The author of such towering novels as The Handmaid’s Tale, The Blind Assassin, and Oryx and Crake, Margaret Atwood creates worlds just as vividly in her short fiction. In the title story from her acclaimed collection of linked stories Moral Disorder, Margaret Atwood takes us to the farm.
Newly arrived city slickers, like Nell and Tig, shouldn’t have animals; a notion corroborated by the true farmers down the road: for them, livestock would mean dead stock. But Tig’s two boys will be at the farm on weekends, and it would be good for them to know where their food comes from. First come the chickens, then the ducks; before Nell knows it the cows have arrived, too. And soon Nell finds herself becoming a different woman than she ever thought she might be.

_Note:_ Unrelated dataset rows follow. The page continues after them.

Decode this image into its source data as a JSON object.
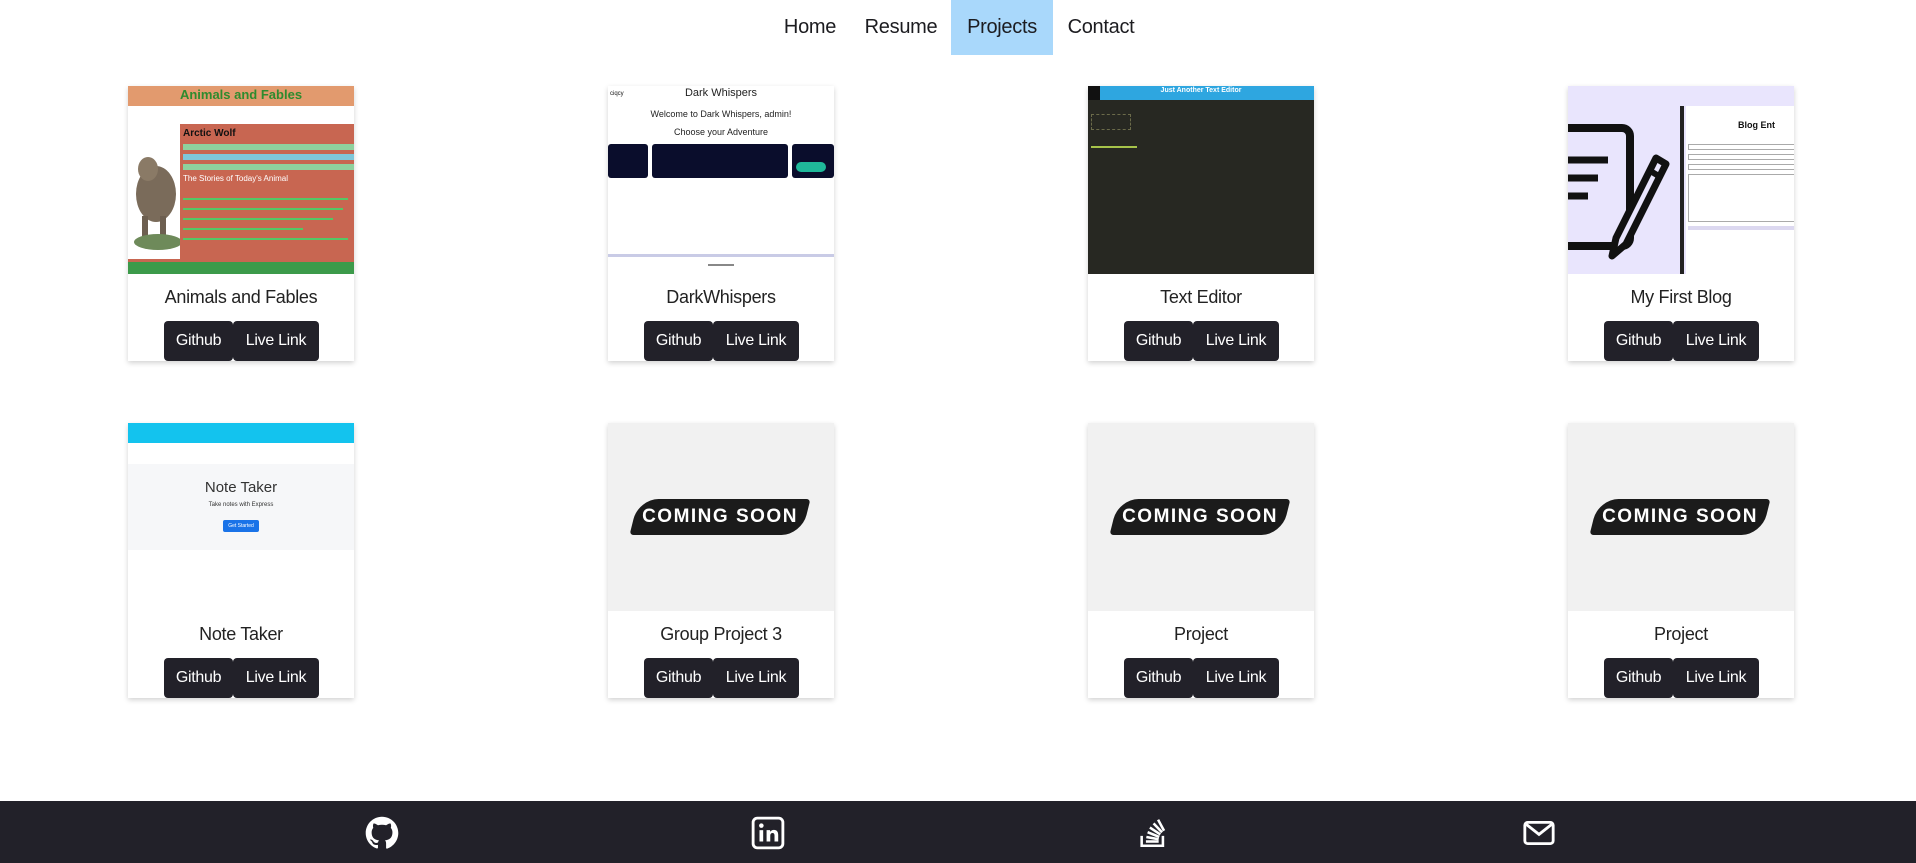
{
  "nav": {
    "items": [
      {
        "label": "Home"
      },
      {
        "label": "Resume"
      },
      {
        "label": "Projects"
      },
      {
        "label": "Contact"
      }
    ],
    "active": "Projects"
  },
  "projects": [
    {
      "title": "Animals and Fables",
      "github": "Github",
      "live": "Live Link",
      "thumb": {
        "heading": "Animals and Fables",
        "animal": "Arctic Wolf",
        "section": "The Stories of Today's Animal"
      }
    },
    {
      "title": "DarkWhispers",
      "github": "Github",
      "live": "Live Link",
      "thumb": {
        "logo": "ciqcy",
        "heading": "Dark Whispers",
        "welcome": "Welcome to Dark Whispers, admin!",
        "prompt": "Choose your Adventure"
      }
    },
    {
      "title": "Text Editor",
      "github": "Github",
      "live": "Live Link",
      "thumb": {
        "heading": "Just Another Text Editor"
      }
    },
    {
      "title": "My First Blog",
      "github": "Github",
      "live": "Live Link",
      "thumb": {
        "heading": "Blog Ent"
      }
    },
    {
      "title": "Note Taker",
      "github": "Github",
      "live": "Live Link",
      "thumb": {
        "heading": "Note Taker",
        "sub": "Take notes with Express",
        "button": "Get Started"
      }
    },
    {
      "title": "Group Project 3",
      "github": "Github",
      "live": "Live Link",
      "thumb": {
        "banner": "COMING SOON"
      }
    },
    {
      "title": "Project",
      "github": "Github",
      "live": "Live Link",
      "thumb": {
        "banner": "COMING SOON"
      }
    },
    {
      "title": "Project",
      "github": "Github",
      "live": "Live Link",
      "thumb": {
        "banner": "COMING SOON"
      }
    }
  ],
  "footer": {
    "icons": [
      "github-icon",
      "linkedin-icon",
      "stackoverflow-icon",
      "mail-icon"
    ]
  },
  "colors": {
    "nav_active": "#a9d8fb",
    "button": "#222129",
    "footer": "#222129"
  }
}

The New York Times notes that “The tremendous imaginative power of [Atwood’s] fiction allows us to believe that anything is possible”—this applies as much to her fantastically imagined worlds as it does to the life of a family in the countryside.
An eBook short.
About the Author
Date of Birth:November 18, 1939
Place of Birth:Ottawa, Ontario
Education:B.A., University of Toronto, 1961; M.A. Radcliffe, 1962; Ph.D., Harvard University, 1967